Mills in the Teifi Valley were at the centre of the Welsh woollen trade in the 19th and early 20th century, employing hundreds of men and women to produce flannel, tweed, quilts and shawls to the coal mining valleys of south Wales and blankets and worsted uniform cloth for the soldiers during World War I. 

Rock Mill in the Clettwr valley (a tributary of the Teifi) near Llandysul was built in 1890. Today it is the only working, water powered, commercial woollen mill remaining in Wales. On the confluence of another three tributaries of the Teifi is Drefach Felindre, where among a complex of former mills, is the Welsh National Wool Museum. 

 Peaceful places of learning, faith and culture 

The Cistercian abbey of Strata Florida was a major centre of learning during the Middle Ages, and today the site has a special, peaceful atmosphere. 

The churches and chapels of the Teifi valley are often set on raised ground, such as St Caron at Tregaron, St David's church at Llanddewi Brefi, the whitewashed Llanwenog set in a circular churchyard, or St Cynllo and its elaborate High Victorian decor. St Tysul at Llandysul, sits near the river and has a distinguishing high tower. Spot the carved script on the 'ogham' stone in the churchards of Llanwenog and at Llanllawddog at Cenarth, a stone's throw from the holy well dedicated to the saint.

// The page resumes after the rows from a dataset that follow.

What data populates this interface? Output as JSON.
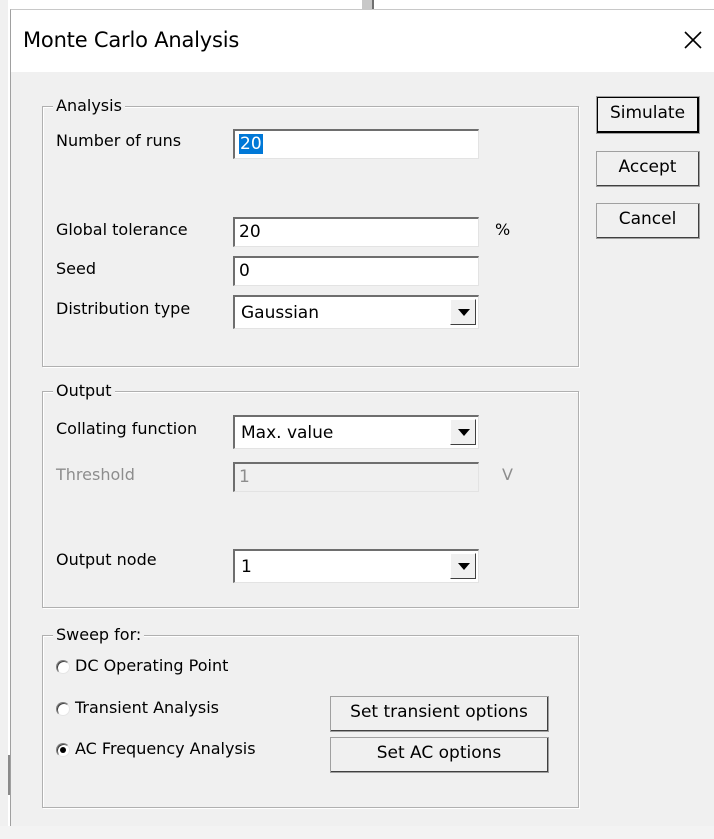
{
  "dialog": {
    "title": "Monte Carlo Analysis"
  },
  "buttons": {
    "simulate": "Simulate",
    "accept": "Accept",
    "cancel": "Cancel"
  },
  "analysis": {
    "legend": "Analysis",
    "number_of_runs_label": "Number of runs",
    "number_of_runs_value": "20",
    "global_tolerance_label": "Global tolerance",
    "global_tolerance_value": "20",
    "global_tolerance_unit": "%",
    "seed_label": "Seed",
    "seed_value": "0",
    "distribution_type_label": "Distribution type",
    "distribution_type_value": "Gaussian"
  },
  "output": {
    "legend": "Output",
    "collating_function_label": "Collating function",
    "collating_function_value": "Max. value",
    "threshold_label": "Threshold",
    "threshold_value": "1",
    "threshold_unit": "V",
    "output_node_label": "Output node",
    "output_node_value": "1"
  },
  "sweep": {
    "legend": "Sweep for:",
    "options": [
      {
        "label": "DC Operating Point",
        "checked": false
      },
      {
        "label": "Transient Analysis",
        "checked": false
      },
      {
        "label": "AC Frequency Analysis",
        "checked": true
      }
    ],
    "set_transient_options": "Set transient options",
    "set_ac_options": "Set AC options"
  },
  "icons": {
    "close": "close-icon",
    "dropdown": "chevron-down-icon"
  },
  "colors": {
    "dialog_bg": "#f0f0f0",
    "selection": "#0078d7",
    "disabled_text": "#8d8d8d"
  }
}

St David's College (now part of the University of Wales Trinity St David's) at Lampeter was established in 1822 to train Anglican clergymen; The Catholic national shrine of Wales is to be found in a new church dedicated to Our Lady of the Taper at Cardigan, whilst a farmhouse overlooking the Teifi near Llanybydder became the multi faith ashram, Skanda Vale.

The Teifi marshes and the Welsh Wildlife Centre

The whole length of the Teifi river and its tributaries have been designated as a Special Area of Conservation. The Teifi marshes on the river's estuary are a Site of Special Scientific Interest (SSSI) and has one of the largest expanses of reedbeds which can be easily explored along a boardwalk.

The nature reserve is managed by the Wildlife Trust of South and West Wales who also run the Welsh Wildlife Visitor Centre where you can learn more about the reserve and its population of kingfisher, herons, otters and even a herd of water buffalo, which are used to keep pools free of vegetation so that amphibians and insects can also thrive.

The Teifi estuary- from St Dogmaels to the sea

At Gwbert, at the mouth of the river Teifi, the sand dunes, known as Towyn Burrows lie on an ancient bed of glacial till, blown from the Irish Sea by strong onshore winds. The wind and tide can still dramatically change the sand at the mouth of the Teifi between Gwbert on the north shore and and Poppit Sands on the southern side of the estuary.

Find your epic - adventure on the River Teifi

The waters of the Teifi are popular with kayakers and canoeists - from the championship courses through the rapids at Llandysul, or the slower waters below the ramparts of Cilgerran castle.

There are plenty of gentle, quiet country lanes to take your bike out for a run or cycle the Ystwyth Trail, which follows the route of the former railway line between Aberystwyth and Tregaron, along the edge of Cors Caron. There are cycling, walking and running clubs where you can join locals on regular outings, or look out for competitions like the Tregaron 'bog trotter' or triathlon races.

There is also a range of gentler pursuits to choose from: traditional countryside skill or try a craft such as pottery, jewellery, stained glass and painting, or relax with a yoga retreat or walking holiday with Teifi valley tourism businesses​.